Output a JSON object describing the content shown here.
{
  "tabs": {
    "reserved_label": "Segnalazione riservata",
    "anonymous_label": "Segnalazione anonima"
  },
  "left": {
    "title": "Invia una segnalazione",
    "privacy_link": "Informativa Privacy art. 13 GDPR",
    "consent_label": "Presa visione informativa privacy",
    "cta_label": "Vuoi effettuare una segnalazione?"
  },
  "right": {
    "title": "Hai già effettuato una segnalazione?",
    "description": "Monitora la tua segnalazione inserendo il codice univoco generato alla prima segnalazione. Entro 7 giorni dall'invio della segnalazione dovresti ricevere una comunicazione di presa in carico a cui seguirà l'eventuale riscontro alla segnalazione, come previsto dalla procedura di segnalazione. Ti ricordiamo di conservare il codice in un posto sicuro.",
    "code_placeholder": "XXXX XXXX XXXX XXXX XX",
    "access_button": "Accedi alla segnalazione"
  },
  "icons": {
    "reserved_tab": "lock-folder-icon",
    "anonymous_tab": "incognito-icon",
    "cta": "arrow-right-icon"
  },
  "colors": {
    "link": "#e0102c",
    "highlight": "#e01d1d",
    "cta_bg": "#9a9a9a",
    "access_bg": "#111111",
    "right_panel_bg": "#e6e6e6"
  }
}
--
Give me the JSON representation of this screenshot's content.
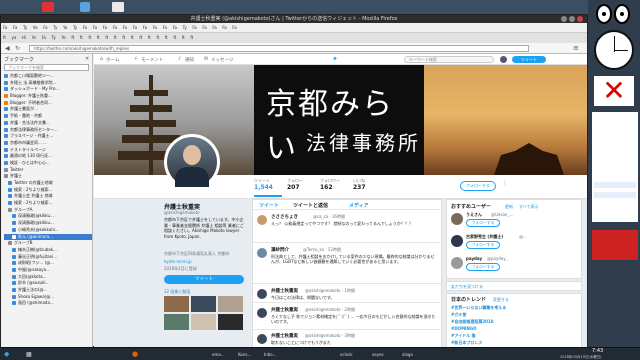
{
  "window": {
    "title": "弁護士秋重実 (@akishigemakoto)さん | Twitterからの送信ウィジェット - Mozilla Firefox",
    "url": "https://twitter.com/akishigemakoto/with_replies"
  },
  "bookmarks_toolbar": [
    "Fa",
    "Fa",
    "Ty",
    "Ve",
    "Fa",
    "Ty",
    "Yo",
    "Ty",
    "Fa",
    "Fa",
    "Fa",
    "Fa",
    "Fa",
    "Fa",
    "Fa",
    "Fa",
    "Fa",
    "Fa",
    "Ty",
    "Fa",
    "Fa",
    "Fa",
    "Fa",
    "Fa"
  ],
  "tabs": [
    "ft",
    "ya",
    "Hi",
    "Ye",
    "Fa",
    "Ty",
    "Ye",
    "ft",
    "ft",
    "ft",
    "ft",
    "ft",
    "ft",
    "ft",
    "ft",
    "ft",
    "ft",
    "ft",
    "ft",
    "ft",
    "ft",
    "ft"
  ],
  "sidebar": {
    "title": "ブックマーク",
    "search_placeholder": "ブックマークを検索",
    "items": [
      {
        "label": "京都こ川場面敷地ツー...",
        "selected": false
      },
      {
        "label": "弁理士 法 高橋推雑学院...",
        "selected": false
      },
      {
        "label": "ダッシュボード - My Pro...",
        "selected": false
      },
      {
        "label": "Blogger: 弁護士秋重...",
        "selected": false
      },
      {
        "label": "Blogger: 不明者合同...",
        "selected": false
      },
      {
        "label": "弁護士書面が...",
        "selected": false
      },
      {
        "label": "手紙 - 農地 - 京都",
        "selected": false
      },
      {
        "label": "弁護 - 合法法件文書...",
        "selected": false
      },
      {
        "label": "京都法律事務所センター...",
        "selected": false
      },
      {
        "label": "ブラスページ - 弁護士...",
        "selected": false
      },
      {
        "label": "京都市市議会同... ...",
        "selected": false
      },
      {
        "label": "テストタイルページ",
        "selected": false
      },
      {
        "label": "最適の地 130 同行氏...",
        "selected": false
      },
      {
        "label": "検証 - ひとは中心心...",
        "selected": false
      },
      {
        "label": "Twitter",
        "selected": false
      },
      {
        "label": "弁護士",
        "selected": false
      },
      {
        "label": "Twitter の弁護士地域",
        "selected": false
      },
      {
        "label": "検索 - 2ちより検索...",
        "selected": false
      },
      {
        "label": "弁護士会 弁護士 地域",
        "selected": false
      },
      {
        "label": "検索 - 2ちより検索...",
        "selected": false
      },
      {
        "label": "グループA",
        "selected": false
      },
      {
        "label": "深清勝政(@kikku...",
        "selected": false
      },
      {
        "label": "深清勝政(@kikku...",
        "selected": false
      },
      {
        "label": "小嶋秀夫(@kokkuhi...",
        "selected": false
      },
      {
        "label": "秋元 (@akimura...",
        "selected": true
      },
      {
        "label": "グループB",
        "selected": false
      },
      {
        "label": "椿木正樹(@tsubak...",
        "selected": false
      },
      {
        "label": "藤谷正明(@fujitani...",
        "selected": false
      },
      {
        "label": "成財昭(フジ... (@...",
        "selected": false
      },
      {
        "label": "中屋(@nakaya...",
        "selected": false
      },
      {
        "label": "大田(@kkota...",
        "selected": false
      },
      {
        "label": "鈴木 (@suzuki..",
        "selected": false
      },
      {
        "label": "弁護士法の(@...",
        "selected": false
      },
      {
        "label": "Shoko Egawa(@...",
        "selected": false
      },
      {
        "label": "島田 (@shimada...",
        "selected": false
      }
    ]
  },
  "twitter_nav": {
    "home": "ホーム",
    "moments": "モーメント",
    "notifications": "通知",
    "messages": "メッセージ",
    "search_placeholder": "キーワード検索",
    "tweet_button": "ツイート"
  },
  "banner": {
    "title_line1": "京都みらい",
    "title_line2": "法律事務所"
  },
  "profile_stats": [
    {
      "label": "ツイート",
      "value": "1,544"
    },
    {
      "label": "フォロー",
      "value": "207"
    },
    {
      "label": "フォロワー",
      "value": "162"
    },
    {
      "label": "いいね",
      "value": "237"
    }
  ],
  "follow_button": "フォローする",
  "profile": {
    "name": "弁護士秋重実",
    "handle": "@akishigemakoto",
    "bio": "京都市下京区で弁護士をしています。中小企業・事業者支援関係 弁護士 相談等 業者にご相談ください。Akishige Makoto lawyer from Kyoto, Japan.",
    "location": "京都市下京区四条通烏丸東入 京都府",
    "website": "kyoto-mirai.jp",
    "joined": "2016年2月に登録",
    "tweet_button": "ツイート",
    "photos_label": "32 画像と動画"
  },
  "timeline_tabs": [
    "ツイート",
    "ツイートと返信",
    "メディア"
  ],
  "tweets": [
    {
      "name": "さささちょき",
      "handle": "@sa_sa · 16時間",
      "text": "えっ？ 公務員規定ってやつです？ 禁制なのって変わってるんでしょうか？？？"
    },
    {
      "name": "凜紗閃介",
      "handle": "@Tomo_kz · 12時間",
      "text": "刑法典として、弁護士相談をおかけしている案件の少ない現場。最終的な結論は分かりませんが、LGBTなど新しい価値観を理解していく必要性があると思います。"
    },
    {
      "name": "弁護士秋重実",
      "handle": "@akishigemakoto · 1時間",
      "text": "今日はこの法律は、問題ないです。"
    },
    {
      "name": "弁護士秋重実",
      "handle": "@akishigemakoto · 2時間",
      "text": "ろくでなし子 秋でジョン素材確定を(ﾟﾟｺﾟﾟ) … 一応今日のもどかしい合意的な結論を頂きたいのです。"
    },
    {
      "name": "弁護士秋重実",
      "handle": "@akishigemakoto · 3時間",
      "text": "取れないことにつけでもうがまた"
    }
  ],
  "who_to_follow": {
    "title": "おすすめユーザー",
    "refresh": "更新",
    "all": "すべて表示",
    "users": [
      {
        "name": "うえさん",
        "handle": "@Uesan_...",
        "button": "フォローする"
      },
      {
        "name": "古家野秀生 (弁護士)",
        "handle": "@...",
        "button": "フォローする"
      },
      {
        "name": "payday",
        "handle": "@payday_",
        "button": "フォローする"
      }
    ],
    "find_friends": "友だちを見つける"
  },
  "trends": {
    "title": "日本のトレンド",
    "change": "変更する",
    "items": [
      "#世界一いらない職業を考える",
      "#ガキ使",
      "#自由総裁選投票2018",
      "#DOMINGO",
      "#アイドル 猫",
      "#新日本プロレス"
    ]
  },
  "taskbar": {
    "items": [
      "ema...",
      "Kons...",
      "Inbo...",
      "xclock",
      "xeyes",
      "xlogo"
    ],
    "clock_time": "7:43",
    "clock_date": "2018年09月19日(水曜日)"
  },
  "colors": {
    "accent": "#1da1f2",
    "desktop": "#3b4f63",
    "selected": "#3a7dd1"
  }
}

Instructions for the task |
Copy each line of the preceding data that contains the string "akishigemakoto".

Reply to the task |
    "title": "弁護士秋重実 (@akishigemakoto)さん | Twitterからの送信ウィジェット - Mozilla Firefox",
    "url": "https://twitter.com/akishigemakoto/with_replies"
    "handle": "@akishigemakoto",
      "handle": "@akishigemakoto · 1時間",
      "handle": "@akishigemakoto · 2時間",
      "handle": "@akishigemakoto · 3時間",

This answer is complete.